By Andrea Adams, Guest Writer
My world was flipped upside down this spring when I traveled with a group of business students to Nicaragua.
Our goal was to build a well to provide fresh water for the local community, but nothing could have prepared me for the life changing experiences I gained from the people.
There doesn’t seem to be any words that can do it justice, but Professor Mulder, who led the trip, came close when he said it was powerful.
We traveled to a community named El Limonal.
The impoverished village is also known as “The Dump at Chinandega,” because the entire community borders a massive dump.
Scavenging the dump for recyclables or items to resell make up about 70 percent of the El Limonal community’s livelihood.
My time in Nicaragua challenged a lot of my values and priorities.We experienced a community in poverty to a degree I had never seen before, but despite that circumstance, the locals were some of the kindest and most welcoming people I have ever met.
When we arrived at the community, our team split into two groups.
One group did the manual labor of drilling the well, and the other group taught hygiene to the community.
Every morning over coffee and worship, Mulder challenged both groups to focus on being present in each moment.
During the day, the manual labor team brought the community closer to clean water, while the hygiene team taught new subjects ranging from hand washing to rehydration after diarrhea.
I was part of the hygiene team.We taught the women of the community in the morning, and taught the children in the afternoon.
The men of the community spent their time helping to drill the well.
At times, laughter cut across cultural boundaries to bring us together, such as when one of our group members had to pantomime proper defecation in front of the entire community.
It didn’t matter what language you spoke or culture you were from, because the entire community laughed that day. We ended each day with a Bible lesson.
On our last day in Nicaragua, I had to tell some of the children I had bonded with during the trip I was leaving.
One girl, Ellie, jumped up, put her hand in my face as if to say “stop” and took off running. I was so confused, and I wondered if I had told her to leave by accident.
Luckily, she returned a few minutes later with a photo of herself.
In the photo, she was dolled up for Nicaraguan Independence Day, where she had been a baton twirler.
We sat there together for a few moments looking at the photo and enjoying our time together.
When I went to give her the photo back, she pushed it back into my hands and motioned that I keep it.
I was so touched that this little girl, who had known me all of four days, would give me a prized possession like that.
I suspect it may have been the only photo she owned of herself.
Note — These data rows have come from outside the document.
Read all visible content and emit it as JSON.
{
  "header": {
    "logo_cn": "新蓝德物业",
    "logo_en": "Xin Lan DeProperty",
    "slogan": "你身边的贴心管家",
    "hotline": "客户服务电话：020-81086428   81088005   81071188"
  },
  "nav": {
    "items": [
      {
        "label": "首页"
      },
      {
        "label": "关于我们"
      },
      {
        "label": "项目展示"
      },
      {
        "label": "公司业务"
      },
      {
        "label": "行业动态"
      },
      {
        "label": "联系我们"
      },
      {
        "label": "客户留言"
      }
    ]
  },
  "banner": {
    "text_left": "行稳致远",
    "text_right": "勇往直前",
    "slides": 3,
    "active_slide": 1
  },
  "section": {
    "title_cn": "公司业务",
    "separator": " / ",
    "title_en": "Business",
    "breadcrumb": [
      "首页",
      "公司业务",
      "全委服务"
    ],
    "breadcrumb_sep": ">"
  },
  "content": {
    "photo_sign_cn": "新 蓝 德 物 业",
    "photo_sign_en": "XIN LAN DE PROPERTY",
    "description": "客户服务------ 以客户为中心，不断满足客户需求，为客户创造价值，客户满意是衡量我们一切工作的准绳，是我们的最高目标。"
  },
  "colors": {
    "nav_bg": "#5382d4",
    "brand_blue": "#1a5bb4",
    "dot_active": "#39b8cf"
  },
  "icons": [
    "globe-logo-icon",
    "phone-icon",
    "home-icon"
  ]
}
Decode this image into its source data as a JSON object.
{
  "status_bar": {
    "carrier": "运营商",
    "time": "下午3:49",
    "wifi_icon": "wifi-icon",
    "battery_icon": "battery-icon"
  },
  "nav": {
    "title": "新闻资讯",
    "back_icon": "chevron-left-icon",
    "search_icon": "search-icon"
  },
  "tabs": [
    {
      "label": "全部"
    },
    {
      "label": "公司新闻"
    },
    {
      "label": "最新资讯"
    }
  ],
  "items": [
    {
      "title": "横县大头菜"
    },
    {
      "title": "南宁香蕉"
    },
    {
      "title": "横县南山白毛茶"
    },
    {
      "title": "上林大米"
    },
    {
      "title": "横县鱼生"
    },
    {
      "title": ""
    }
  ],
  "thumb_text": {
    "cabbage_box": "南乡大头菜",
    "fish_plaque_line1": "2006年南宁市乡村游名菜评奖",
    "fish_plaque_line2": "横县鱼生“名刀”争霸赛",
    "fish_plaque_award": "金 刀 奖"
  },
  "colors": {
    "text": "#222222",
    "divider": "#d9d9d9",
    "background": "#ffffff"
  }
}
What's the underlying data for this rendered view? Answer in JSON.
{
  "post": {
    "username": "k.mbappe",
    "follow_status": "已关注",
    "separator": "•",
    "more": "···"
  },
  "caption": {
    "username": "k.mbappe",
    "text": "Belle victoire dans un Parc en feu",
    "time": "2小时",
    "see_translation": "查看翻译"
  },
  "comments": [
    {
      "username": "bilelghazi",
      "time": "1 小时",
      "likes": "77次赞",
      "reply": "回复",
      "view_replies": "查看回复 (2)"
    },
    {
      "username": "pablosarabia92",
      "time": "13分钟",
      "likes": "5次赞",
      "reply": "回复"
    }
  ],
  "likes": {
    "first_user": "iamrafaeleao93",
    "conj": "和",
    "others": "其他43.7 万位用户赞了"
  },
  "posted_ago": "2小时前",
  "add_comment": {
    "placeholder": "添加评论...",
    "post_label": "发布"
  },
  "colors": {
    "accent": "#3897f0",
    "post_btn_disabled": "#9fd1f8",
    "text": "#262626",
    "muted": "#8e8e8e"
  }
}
I framed the photo, and placed it by my bed as a reminder to pray for Ellie and the rest of the children and community in El Limonal.
It is a hard adjustment being back home.
Everything changed for me in only a week, and I will never forget the community of El Limonal.